To feed 10 to 12 people, we buy nearly four pounds of Canadian salted cod that has been de-boned. The fish must be soaked in water for at least two days to remove much of the salt. Soaking it also softens its flesh. On the day before Christmas Eve, our entire family gathers in the kitchen to get to work. We peel two heads of garlic, two large yellow onions, roast and peel six tomatoes and clean one bunch of parsley. The biggest task is shredding the bacalao, which must be done by hand and takes two people nearly an hour to complete. We take shortcuts by chopping the garlic and onions in the food processor and then pureeing the roasted tomatoes and parsley.

The bacalao is well worth the work — Christmas would not be the same without it, and it has become a new tradition for our friends and family in this country. My vegetarian friend who has joined us for Christmas Eve dinner breaks her diet just for the bacalao. If any is left over, we freeze it and enjoy it in the late spring.

The revoltijo, on the other hand, cannot be found here. Or at least we have never found it since it is a specialty common only to the indigenous villages surrounding Mexico City. Years ago, my grandmother would pack up a large container of homemade revoltijo (made by her excellent cook Dona Lore) and send it to us with any friend who planned on visiting the U.S. One friend placed the container inside a foam cooler and labeled it “Grandmother’s Christmas Mole.” Passing Immigration and Customs back then was a breeze. In today’s world of security checkpoints and Transportation Security Administration dog sniffers, nobody is willing to bring in our revoltijo anymore. So this year, we will try to make the mole and the shrimp patties ourselves. Stay tuned …



Serves 10 to 12


4 pounds of salted Canadian cod, soaked in water for two days, hand shredded
2 heads of garlic, peeled and chopped
4 yellow onions, chopped
1 bunch of parsley, chopped
6 large tomatoes, roasted and peeled
1 liter of extra virgin olive oil
2 cans of tomato sauce
1 cup of small Spanish olives
24 peeled baby yellow potatoes

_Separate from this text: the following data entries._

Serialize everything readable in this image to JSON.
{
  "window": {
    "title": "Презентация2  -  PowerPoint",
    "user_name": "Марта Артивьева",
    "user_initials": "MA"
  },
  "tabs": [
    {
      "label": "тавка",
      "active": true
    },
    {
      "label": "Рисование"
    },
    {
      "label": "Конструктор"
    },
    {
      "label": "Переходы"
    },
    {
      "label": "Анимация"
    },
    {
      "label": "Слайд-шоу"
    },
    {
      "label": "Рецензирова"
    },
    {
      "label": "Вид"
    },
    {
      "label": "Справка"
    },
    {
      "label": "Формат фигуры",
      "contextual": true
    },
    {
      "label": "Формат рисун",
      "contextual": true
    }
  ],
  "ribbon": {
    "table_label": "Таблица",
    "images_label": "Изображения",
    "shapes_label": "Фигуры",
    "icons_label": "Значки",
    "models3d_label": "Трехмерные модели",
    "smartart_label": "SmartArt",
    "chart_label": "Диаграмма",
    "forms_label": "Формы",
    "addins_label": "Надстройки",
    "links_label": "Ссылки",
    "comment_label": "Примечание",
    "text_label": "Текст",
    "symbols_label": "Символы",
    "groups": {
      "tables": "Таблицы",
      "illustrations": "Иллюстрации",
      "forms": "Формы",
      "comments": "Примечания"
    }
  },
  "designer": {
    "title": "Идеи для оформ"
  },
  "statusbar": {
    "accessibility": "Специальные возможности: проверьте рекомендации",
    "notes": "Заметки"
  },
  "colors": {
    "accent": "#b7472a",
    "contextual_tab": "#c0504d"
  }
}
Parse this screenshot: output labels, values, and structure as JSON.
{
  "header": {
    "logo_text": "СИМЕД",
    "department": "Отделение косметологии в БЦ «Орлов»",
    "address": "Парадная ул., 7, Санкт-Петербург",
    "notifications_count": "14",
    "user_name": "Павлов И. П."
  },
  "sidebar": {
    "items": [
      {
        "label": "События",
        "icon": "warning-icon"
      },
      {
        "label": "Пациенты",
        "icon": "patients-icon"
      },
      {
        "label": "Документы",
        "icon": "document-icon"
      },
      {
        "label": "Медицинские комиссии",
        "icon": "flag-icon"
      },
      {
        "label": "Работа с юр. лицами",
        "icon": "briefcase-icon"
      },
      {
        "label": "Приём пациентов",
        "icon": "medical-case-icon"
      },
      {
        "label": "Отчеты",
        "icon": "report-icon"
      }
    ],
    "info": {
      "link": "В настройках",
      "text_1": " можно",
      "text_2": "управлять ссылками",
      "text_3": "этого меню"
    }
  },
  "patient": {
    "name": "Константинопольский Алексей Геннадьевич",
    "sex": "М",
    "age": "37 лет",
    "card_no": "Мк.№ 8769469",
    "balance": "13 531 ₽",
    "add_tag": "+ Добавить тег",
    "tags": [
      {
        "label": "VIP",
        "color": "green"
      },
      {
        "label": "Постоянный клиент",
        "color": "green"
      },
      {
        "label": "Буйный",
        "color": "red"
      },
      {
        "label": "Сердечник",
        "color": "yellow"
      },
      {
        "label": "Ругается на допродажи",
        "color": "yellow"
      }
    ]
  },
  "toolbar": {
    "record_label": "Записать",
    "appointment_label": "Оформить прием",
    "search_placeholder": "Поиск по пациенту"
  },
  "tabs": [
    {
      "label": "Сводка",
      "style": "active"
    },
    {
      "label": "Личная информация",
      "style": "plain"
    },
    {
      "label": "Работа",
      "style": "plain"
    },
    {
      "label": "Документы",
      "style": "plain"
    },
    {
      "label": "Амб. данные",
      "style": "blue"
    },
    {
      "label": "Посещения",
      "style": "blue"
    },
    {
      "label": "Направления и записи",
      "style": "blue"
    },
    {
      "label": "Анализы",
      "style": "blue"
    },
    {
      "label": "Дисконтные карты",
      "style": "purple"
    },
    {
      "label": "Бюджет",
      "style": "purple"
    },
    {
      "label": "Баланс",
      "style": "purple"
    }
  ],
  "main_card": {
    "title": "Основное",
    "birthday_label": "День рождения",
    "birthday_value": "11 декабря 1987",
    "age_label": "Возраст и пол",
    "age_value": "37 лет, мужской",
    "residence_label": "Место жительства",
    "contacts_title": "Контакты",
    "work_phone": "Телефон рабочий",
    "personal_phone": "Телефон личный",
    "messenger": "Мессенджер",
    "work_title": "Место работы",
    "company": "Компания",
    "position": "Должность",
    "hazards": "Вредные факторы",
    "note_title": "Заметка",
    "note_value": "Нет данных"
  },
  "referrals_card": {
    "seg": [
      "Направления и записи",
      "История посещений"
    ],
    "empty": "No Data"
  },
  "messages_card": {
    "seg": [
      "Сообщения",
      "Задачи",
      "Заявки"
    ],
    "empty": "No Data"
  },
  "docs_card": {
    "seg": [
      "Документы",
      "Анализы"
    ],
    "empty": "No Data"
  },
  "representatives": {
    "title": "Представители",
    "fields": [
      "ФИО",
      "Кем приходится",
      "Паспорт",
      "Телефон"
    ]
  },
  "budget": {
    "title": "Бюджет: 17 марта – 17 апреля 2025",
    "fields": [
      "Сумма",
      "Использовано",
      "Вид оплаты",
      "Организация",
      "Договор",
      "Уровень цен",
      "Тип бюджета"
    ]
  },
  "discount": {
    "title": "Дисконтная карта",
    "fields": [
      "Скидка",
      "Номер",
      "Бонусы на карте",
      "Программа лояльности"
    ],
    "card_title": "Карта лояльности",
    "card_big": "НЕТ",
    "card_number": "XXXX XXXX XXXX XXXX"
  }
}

  1. In a very large and deep dutch oven or pot, pour in the entire liter of olive oil, onions and garlic.
  2. Puree the tomatoes and parsley in the food processor.
  3. Once the onion and garlic are soft, add the tomato sauce and the fresh tomato/parsley puree to the oil mixture.
  4. Stir and let it come to a boil. Add the bacalao and let it cook for at least 1 hour.
  5. Add in the 24 baby yellow peeled potatoes until they are soft.
  6. Add the small olives and garnish with the peperoncinis.
    Serve hot.

Lorenza Munoz teaches Mexican cooking clases in Los Angeles and travels frequently to her native Mexico to write about its food culture. She covered news and entertainment for 14 years as a staff writer for the Los Angeles Times.

Photo by Lorenza Munoz